Original Article

International Journal of Obesity (2013) 37, 1268–1274; doi:10.1038/ijo.2012.204; published online 11 December 2012

Behavior and Psychology

The associations of anxiety and depression symptoms with weight change and incident obesity: The HUNT Study

B Brumpton1, A Langhammer1, P Romundstad1, Y Chen2 and X-M Mai1

  1. 1Department of Public Health and General Practice, Faculty of Medicine, Norwegian University of Science and Technology, Trondheim, Norway
  2. 2Department of Epidemiology and Community Medicine, Faculty of Medicine, University of Ottawa, Ottawa, Ontario, Canada

Correspondence: B Brumpton, Department of Public Health and General Practice, Norwegian University of Science and Technology, NTNU, Det medisinske fakultet, Institutt for Samfunnsmedisin, Level 5, Håkon Jarls Gate 11, Trondheim 7491, Norway. E-mail: ben.brumpton@ntnu.no

Received 3 July 2012; Revised 16 October 2012; Accepted 8 November 2012
Advance online publication 11 December 2012

Top

Abstract

OBJECTIVE:

 

To investigate the associations of anxiety and depression symptoms with weight change and incident obesity in men and women.

DESIGN:

 

We conducted a prospective cohort study using the Norwegian Nord-Trøndelag Health Study (HUNT).

SUBJECTS:

 

The study cohort included 25180 men and women, 19–55 years of age from the second survey of the HUNT (1995–1997).

MEASUREMENTS:

 

Anxiety and depression symptoms were measured using the Hospital Anxiety and Depression Scale. Weight change was determined for the study period of an average 11 years. Incident obesity was new-onset obesity classified as having a body mass index of greater than or equal to30.0kgm2 at follow-up. The associations of anxiety or depression with weight change in kilograms (kg) was estimated using linear regression models. Risk ratios (RRs) for incident obesity associated with anxiety or depression were estimated using log-binomial regression.

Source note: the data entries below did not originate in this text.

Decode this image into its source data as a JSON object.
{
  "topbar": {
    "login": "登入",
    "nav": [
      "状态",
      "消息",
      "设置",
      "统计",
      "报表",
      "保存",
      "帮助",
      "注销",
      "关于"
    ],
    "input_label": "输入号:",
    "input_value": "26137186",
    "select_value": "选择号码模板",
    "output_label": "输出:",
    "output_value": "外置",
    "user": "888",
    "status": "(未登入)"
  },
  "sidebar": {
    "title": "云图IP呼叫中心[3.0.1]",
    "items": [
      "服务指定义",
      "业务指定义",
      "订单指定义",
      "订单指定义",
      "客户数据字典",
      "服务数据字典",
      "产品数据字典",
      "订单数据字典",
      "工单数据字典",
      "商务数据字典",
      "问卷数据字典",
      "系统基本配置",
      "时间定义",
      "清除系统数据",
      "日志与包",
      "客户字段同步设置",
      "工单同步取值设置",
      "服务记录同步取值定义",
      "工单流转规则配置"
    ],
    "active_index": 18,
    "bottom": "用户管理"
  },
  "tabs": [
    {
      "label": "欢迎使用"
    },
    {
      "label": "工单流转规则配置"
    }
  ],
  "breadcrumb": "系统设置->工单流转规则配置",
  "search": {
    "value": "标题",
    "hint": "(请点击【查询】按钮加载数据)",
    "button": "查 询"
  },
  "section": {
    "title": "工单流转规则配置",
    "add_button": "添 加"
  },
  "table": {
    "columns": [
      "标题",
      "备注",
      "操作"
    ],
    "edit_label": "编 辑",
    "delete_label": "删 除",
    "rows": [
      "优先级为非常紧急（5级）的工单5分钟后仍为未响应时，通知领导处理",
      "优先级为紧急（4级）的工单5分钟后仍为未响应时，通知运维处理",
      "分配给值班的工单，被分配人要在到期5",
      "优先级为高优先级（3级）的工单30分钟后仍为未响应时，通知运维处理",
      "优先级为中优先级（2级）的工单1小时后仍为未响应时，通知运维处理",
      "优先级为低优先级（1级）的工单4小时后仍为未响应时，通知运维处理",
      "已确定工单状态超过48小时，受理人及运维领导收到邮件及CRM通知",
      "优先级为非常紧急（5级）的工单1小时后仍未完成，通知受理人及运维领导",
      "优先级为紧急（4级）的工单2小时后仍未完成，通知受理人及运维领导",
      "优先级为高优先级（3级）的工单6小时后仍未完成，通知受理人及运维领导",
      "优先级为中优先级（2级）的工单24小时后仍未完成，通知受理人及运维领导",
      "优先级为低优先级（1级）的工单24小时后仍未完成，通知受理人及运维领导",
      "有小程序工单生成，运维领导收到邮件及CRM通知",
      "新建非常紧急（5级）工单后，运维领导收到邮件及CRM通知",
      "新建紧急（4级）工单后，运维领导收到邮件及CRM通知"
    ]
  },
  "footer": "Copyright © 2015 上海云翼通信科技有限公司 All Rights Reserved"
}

RESULTS:

 

In men, any anxiety or depression was associated with an average 0.81kg (95% confidence interval (CI) 0.27–1.34) larger weight change after 11 years compared with those without such symptoms (mean weight change: 5.04 versus 4.24kg). Women with any anxiety or depression had an average 0.98kg (95% confidence interval (CI) 0.49–1.47) larger weight change compared with those without such symptoms (mean weight change: 5.02 versus 4.04kg). Participants with any anxiety or depression had a significantly elevated cumulative incidence of obesity (men: RR 1.37, 95% CI 1.13–1.65; women: RR 1.18, 95% CI 1.00–1.40).

CONCLUSION:

 

We found that symptoms of anxiety and depression were associated with larger weight change and an increased cumulative incidence of obesity in both men and women.

Keywords:

anxiety; depression; mental health; prospective; weight change

Extra navigation

.

natureevents

ADVERTISEMENT